Visitors to Erie Canal Museum Have New, Interactive Ways to Learn Local History

Oct 6, 2016

The Erie Canal Museum celebrated the completion of its new permanent first-floor exhibit on Wednesday.
Credit Chris Bolt

Visitors to the Erie Canal Museum starting this week can enjoy an elaborate new exhibit that turns the main-floor visitors’ center into a fun and interactive journey through history.


The museum celebrated the completion of the museum’s new permanent first-floor exhibit, “The Erie Canal Made New York” after more than ten years of preparation, design and construction.


“We try to keep the space as fresh as we can,” said Executive Director Natalie Stetson. “But this exhibit is something new to see and we hope that it paves the way for a very bright future for the museum.”


The new exhibit uses hands-on exhibits, narrative audio tracks, interactive displays and original artifacts to chronicle the history of the inland waterway that helped shape the United States and made New York City the economic center of the world.

The new exhibit includes hands-on exhibits, narrative audio tracks and interactive displays to show the inland waterway’s history.
Credit Chris Bolt

“As downtown continues to grow and flourish, we want to be a part of that, as opposed to just kind of benefiting from it,” Stetson said.


Stetson said the exhibit will take visitors on a journey from the canal’s planning phase through its construction and up to the present barge canal system.


She said engineering breakthroughs were born here because the original construction of the canal was dug almost entirely by hand.


“The whole story is told here,” Stetson said.


The display ends with a large, light-up map that depicts the original canal and many existing canal stops, and the Canalway Heritage Corridor.


Stetson reminded us the Erie Canal is not just a thing of the past.


She said she wants the changes to the museum and the history on display to change the museum’s future.


We have new different events (and) are doing on Wednesdays on the Weighlock series geared towards really a more millennial population,” Stetson said.

Stetson said they are hoping to reach new audience this way.

The new exhibit cost over $700,000 to complete.
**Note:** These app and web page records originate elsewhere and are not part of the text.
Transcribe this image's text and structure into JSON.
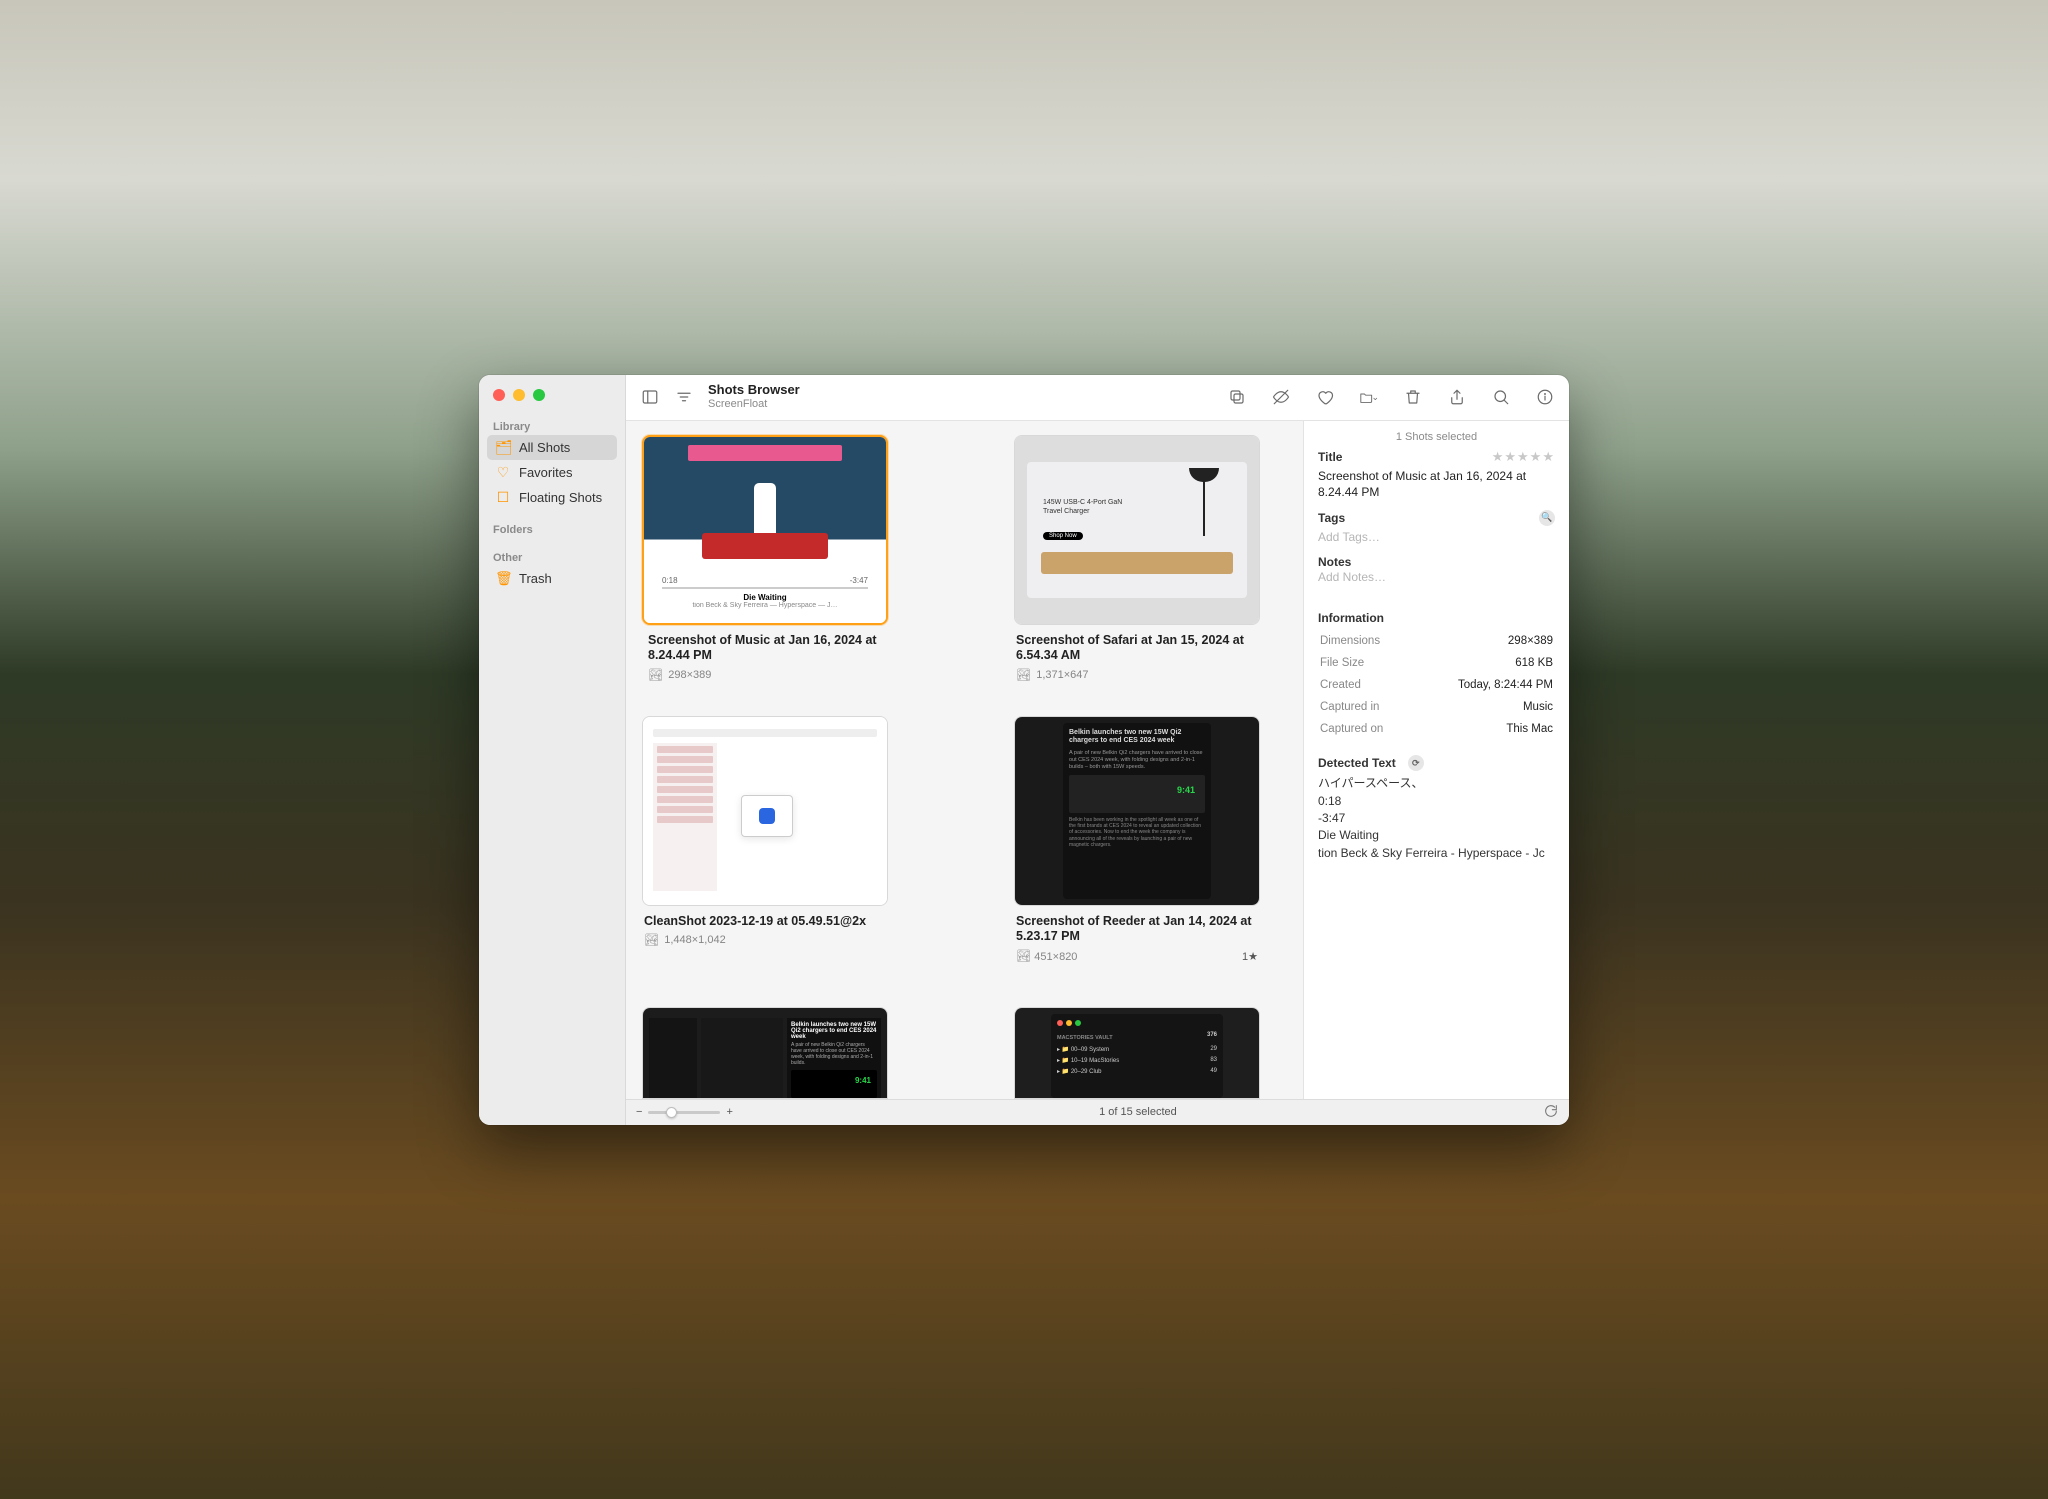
{
  "header": {
    "title": "Shots Browser",
    "subtitle": "ScreenFloat"
  },
  "sidebar": {
    "library_label": "Library",
    "folders_label": "Folders",
    "other_label": "Other",
    "items": [
      {
        "label": "All Shots"
      },
      {
        "label": "Favorites"
      },
      {
        "label": "Floating Shots"
      }
    ],
    "trash_label": "Trash"
  },
  "footer": {
    "status": "1 of 15 selected",
    "zoom_minus": "−",
    "zoom_plus": "+"
  },
  "grid": {
    "items": [
      {
        "title": "Screenshot of Music at Jan 16, 2024 at 8.24.44 PM",
        "dim": "298×389",
        "thumb": {
          "time_l": "0:18",
          "time_r": "-3:47",
          "song": "Die Waiting",
          "artist": "tion   Beck & Sky Ferreira — Hyperspace — J…"
        }
      },
      {
        "title": "Screenshot of Safari at Jan 15, 2024 at 6.54.34 AM",
        "dim": "1,371×647",
        "thumb": {
          "txt": "145W USB-C 4-Port GaN Travel Charger",
          "btn": "Shop Now"
        }
      },
      {
        "title": "CleanShot 2023-12-19 at 05.49.51@2x",
        "dim": "1,448×1,042"
      },
      {
        "title": "Screenshot of Reeder at Jan 14, 2024 at 5.23.17 PM",
        "dim": "451×820",
        "star": "1★",
        "thumb": {
          "hd": "Belkin launches two new 15W Qi2 chargers to end CES 2024 week",
          "bd": "A pair of new Belkin Qi2 chargers have arrived to close out CES 2024 week, with folding designs and 2-in-1 builds – both with 15W speeds.",
          "ft": "Belkin has been working in the spotlight all week as one of the first brands at CES 2024 to reveal an updated collection of accessories. Now to end the week the company is announcing all of the reveals by launching a pair of new magnetic chargers."
        }
      }
    ],
    "cut": [
      {
        "thumb": {
          "h5": "Belkin launches two new 15W Qi2 chargers to end CES 2024 week",
          "b5": "A pair of new Belkin Qi2 chargers have arrived to close out CES 2024 week, with folding designs and 2-in-1 builds."
        }
      },
      {
        "thumb": {
          "cat": "MACSTORIES VAULT",
          "rows": [
            [
              "00–09 System",
              "29"
            ],
            [
              "10–19 MacStories",
              "83"
            ],
            [
              "20–29 Club",
              "49"
            ]
          ],
          "count": "376"
        }
      }
    ]
  },
  "inspector": {
    "selected": "1 Shots selected",
    "title_label": "Title",
    "title_value": "Screenshot of Music at Jan 16, 2024 at 8.24.44 PM",
    "tags_label": "Tags",
    "tags_placeholder": "Add Tags…",
    "notes_label": "Notes",
    "notes_placeholder": "Add Notes…",
    "info_label": "Information",
    "info": {
      "dimensions_k": "Dimensions",
      "dimensions_v": "298×389",
      "size_k": "File Size",
      "size_v": "618 KB",
      "created_k": "Created",
      "created_v": "Today, 8:24:44 PM",
      "capturedin_k": "Captured in",
      "capturedin_v": "Music",
      "capturedon_k": "Captured on",
      "capturedon_v": "This Mac"
    },
    "detected_label": "Detected Text",
    "detected_text": "ハイパースペース、\n0:18\n-3:47\nDie Waiting\ntion Beck & Sky Ferreira - Hyperspace - Jc"
  }
}
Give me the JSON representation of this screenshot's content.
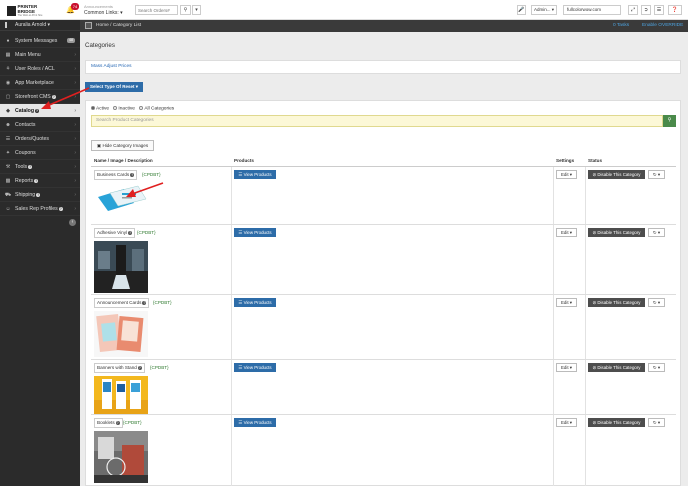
{
  "topbar": {
    "logo_text": "PRINTER BRIDGE",
    "logo_sub": "The Web-to-Print Site",
    "notification_count": "74",
    "announcements_label": "Announcements",
    "common_links": "Common Links:",
    "search_placeholder": "Search Orders#",
    "admin_label": "Admin...",
    "domain_value": "fullcolorwow.com"
  },
  "sidebar": {
    "user": "Auralia Arnold",
    "items": [
      {
        "label": "System Messages",
        "icon": "bell-icon",
        "badge": "48"
      },
      {
        "label": "Main Menu",
        "icon": "grid-icon"
      },
      {
        "label": "User Roles / ACL",
        "icon": "key-icon"
      },
      {
        "label": "App Marketplace",
        "icon": "cart-icon"
      },
      {
        "label": "Storefront CMS",
        "icon": "monitor-icon"
      },
      {
        "label": "Catalog",
        "icon": "tag-icon"
      },
      {
        "label": "Contacts",
        "icon": "users-icon"
      },
      {
        "label": "Orders/Quotes",
        "icon": "list-icon"
      },
      {
        "label": "Coupons",
        "icon": "coupon-icon"
      },
      {
        "label": "Tools",
        "icon": "wrench-icon"
      },
      {
        "label": "Reports",
        "icon": "chart-icon"
      },
      {
        "label": "Shipping",
        "icon": "truck-icon"
      },
      {
        "label": "Sales Rep Profiles",
        "icon": "user-icon"
      }
    ]
  },
  "breadcrumb": {
    "home": "Home",
    "separator": "/",
    "current": "Category List",
    "tasks": "0 Tasks",
    "override": "Enable OVERRIDE"
  },
  "page": {
    "title": "Categories",
    "mass_adjust": "Mass Adjust Prices",
    "reset_button": "Select Type Of Reset",
    "radio_active": "Active",
    "radio_inactive": "Inactive",
    "radio_all": "All Categories",
    "search_placeholder": "Search Product Categories",
    "hide_images": "Hide Category Images"
  },
  "table": {
    "headers": [
      "Name / Image / Description",
      "Products",
      "Settings",
      "Status"
    ],
    "view_products": "View Products",
    "edit": "Edit",
    "disable": "Disable This Category",
    "rows": [
      {
        "name": "Business Cards",
        "code": "{CPDBT}"
      },
      {
        "name": "Adhesive Vinyl",
        "code": "{CPDBT}"
      },
      {
        "name": "Announcement Cards",
        "code": "{CPDBT}"
      },
      {
        "name": "Banners with Stand",
        "code": "{CPDBT}"
      },
      {
        "name": "Booklets",
        "code": "{CPDBT}"
      }
    ]
  },
  "colors": {
    "accent_blue": "#2d6ca8",
    "annotation_red": "#e02020",
    "sidebar_bg": "#2b2b2b",
    "code_green": "#2f7a2f"
  }
}
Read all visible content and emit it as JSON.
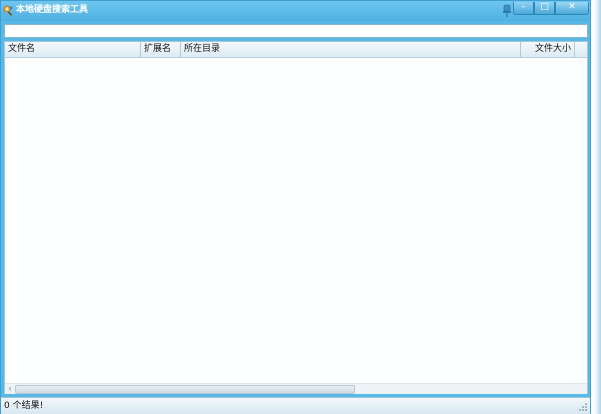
{
  "window": {
    "title": "本地硬盘搜索工具",
    "controls": {
      "minimize": "–",
      "maximize": "□",
      "close": "✕"
    }
  },
  "search": {
    "value": "",
    "placeholder": ""
  },
  "table": {
    "columns": [
      "文件名",
      "扩展名",
      "所在目录",
      "文件大小"
    ],
    "rows": []
  },
  "status": {
    "text": "0 个结果!"
  },
  "icons": {
    "app": "search-people-icon",
    "pin": "pin-icon"
  },
  "colors": {
    "titlebar": "#58b8e6",
    "header": "#dcebf4"
  }
}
The Erie Canal Museum's Executive Director Natalie Stetson said the new exhibit will take visitors on a journey from the canal’s planning phase to the current barge canal system.
Credit Chris Bolt